EXERCISE DIRECTIONS: Only lines holding the word "liste" are wanted from the records; copy all of them.

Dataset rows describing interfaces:

..........

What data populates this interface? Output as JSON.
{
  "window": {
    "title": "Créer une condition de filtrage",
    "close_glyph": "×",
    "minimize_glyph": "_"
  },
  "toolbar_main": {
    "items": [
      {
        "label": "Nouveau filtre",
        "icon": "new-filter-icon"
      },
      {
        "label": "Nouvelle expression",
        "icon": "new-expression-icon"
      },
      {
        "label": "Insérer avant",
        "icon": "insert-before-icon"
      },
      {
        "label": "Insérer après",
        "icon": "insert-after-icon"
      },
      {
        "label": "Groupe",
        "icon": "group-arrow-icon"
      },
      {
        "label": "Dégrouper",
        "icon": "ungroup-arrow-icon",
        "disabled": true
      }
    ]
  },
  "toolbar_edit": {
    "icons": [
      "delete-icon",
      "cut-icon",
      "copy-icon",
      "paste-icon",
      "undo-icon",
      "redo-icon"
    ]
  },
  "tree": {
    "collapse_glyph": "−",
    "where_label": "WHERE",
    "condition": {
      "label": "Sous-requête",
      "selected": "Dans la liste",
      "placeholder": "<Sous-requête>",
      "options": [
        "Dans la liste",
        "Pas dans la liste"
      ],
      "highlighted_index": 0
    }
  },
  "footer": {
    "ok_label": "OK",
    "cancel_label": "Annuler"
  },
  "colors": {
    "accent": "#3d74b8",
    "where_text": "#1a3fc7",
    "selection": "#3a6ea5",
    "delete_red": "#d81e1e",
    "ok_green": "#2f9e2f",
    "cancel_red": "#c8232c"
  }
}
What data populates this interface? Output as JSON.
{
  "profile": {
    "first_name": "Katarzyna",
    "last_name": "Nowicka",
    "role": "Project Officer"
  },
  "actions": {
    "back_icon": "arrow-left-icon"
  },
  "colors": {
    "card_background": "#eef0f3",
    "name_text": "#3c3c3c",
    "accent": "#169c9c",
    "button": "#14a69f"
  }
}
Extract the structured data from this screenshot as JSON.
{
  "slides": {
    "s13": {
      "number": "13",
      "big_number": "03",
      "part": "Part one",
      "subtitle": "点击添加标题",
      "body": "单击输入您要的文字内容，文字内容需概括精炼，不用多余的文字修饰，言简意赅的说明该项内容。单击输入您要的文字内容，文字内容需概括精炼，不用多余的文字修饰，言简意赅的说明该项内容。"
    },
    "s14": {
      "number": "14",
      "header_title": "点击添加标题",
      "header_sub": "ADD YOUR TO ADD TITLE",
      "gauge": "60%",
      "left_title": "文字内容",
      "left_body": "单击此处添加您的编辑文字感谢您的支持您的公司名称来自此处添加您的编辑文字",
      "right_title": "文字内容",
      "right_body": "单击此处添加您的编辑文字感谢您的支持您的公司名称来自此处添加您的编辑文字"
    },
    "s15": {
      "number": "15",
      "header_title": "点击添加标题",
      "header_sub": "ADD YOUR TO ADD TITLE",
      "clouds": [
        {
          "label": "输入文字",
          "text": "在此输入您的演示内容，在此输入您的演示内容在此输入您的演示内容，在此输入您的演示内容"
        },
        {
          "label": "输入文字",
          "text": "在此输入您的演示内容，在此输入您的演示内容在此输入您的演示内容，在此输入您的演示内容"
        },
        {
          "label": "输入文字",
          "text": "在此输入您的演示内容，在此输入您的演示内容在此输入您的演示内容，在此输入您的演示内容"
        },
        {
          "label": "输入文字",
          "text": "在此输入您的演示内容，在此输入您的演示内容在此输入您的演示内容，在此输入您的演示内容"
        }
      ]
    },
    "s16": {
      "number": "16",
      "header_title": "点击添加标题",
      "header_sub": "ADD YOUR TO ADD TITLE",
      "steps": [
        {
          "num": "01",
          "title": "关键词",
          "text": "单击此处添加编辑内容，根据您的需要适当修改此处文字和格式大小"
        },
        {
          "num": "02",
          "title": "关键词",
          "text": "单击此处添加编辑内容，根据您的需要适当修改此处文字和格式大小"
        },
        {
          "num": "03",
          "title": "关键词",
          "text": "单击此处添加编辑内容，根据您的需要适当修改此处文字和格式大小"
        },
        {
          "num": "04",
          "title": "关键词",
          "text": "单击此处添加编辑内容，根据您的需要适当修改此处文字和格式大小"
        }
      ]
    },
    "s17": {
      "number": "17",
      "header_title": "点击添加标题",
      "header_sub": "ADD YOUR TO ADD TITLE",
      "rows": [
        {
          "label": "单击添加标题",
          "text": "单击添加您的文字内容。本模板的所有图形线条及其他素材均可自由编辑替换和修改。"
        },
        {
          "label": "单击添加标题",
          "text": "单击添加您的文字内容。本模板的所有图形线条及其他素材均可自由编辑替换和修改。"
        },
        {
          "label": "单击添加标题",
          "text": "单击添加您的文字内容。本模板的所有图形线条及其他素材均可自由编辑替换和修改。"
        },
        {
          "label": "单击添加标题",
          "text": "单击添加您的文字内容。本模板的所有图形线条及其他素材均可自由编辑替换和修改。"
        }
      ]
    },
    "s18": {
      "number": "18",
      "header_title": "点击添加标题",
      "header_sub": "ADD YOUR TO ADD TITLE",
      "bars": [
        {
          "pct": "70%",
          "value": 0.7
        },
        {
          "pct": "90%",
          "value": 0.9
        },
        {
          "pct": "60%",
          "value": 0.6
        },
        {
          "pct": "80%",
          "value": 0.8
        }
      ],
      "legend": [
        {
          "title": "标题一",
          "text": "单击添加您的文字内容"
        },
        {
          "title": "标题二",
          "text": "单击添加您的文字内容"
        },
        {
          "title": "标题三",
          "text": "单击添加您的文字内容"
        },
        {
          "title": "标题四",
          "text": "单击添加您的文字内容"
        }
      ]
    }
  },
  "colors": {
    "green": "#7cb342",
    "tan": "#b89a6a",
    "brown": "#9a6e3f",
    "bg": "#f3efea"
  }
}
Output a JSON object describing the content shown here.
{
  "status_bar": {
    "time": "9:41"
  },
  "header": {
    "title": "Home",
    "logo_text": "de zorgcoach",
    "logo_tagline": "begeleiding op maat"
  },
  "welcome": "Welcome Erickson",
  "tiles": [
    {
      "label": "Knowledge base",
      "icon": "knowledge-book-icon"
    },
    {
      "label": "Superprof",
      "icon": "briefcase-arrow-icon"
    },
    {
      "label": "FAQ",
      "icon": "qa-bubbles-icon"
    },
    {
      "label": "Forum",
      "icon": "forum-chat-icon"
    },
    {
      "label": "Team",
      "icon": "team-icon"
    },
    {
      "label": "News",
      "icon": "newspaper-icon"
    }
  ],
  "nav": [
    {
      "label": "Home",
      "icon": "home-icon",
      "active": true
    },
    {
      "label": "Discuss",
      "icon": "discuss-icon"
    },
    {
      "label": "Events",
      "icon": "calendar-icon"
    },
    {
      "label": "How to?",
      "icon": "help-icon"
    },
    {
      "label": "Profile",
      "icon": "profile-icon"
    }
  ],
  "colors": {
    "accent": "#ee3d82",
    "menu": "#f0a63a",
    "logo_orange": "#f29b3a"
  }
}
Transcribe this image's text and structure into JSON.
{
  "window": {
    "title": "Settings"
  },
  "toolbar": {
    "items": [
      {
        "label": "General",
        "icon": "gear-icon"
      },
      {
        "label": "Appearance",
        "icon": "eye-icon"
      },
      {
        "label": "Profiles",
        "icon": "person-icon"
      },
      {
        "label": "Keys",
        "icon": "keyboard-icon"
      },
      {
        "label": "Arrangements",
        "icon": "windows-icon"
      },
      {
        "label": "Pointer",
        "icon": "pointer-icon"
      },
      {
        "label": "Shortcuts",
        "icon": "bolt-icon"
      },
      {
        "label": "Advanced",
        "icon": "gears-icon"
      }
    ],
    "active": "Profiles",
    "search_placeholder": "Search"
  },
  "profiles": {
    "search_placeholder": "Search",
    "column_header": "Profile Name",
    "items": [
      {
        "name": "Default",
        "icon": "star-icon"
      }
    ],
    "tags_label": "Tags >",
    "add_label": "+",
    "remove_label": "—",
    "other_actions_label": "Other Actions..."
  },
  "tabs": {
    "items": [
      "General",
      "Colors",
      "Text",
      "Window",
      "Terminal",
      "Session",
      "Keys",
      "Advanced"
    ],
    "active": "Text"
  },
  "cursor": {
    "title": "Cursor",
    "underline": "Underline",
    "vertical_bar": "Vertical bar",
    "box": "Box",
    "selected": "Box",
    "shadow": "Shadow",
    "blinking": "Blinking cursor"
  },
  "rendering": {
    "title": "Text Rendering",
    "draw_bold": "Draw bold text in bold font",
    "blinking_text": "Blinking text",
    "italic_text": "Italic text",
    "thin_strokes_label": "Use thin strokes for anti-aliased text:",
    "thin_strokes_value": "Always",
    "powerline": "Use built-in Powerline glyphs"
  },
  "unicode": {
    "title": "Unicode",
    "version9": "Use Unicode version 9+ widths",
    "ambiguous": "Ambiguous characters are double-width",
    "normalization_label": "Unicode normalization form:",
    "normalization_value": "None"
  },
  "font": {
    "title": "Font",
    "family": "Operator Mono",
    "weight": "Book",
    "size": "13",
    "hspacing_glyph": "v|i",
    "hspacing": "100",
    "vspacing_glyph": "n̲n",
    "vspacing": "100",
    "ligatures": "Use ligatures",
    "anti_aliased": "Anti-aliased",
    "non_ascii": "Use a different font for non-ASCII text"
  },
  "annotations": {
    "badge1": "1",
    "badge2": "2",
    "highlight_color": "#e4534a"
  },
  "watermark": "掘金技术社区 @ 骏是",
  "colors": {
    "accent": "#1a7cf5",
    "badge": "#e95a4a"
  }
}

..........

SOLUTION TO THIS EXERCISE:
      "selected": "Dans la liste",
        "Dans la liste",
        "Pas dans la liste"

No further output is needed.